Flanagan: I do think the U.S. has made great changes in the past 10 to 20 years, in ECEC even the past five years, in early childhood education in terms of enrollment, offerings, quality, and conceptualization of services. Examples of this we see is states moving toward offering universal prekindergarten programs to four-year-olds and states developing early learning standards for children specifically designed for the years leading up to kindergarten.
How do teacher salaries stack up?
Dinkes: One of the interesting findings in the OECD report is that U.S. teachers are paid well compared to OECD teachers. At the same time, U.S. teachers are paid poorly compared to their similarly educated peers within the U.S. Teachers in the U.S. with bachelor’s and master’s degree were paid less than professionals with the same educational attainment.
This is important because we know that teacher quality has the largest single impact on student achievement. In countries where there’s less of a difference between what teachers make and what the workforce makes, we would expect a higher quality pipeline of teachers.
About the Experts
- Rachel Dinkes, principal researcher, is responsible for collecting, submitting, and presenting U.S. data for the report through her work with the U.S. Department of Education, National Center for Education Statistics (NCES). She also serves as a member of the OECD Education Working Party.
- Kristin Flanagan, managing researcher, specializes in early childhood development, education, and assessment, with an emphasis on research methods. She provides expert support to NCES, for the U.S. studies of early childhood development and education.

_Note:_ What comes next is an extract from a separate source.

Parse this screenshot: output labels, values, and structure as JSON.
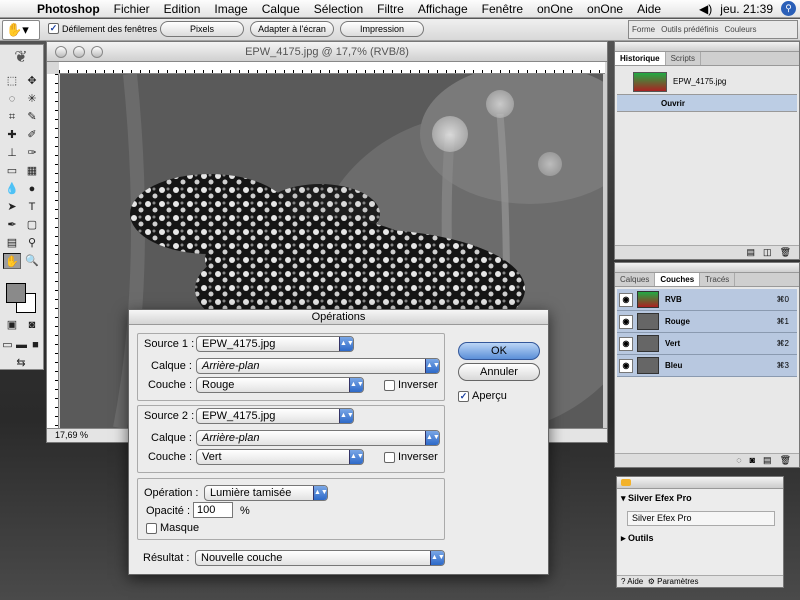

- Elizabeth Spier, principal researcher, designs and manages large-scale U.S. and international studies that evaluate the effectiveness of programs and interventions designed to improve developmental and educational outcomes for children.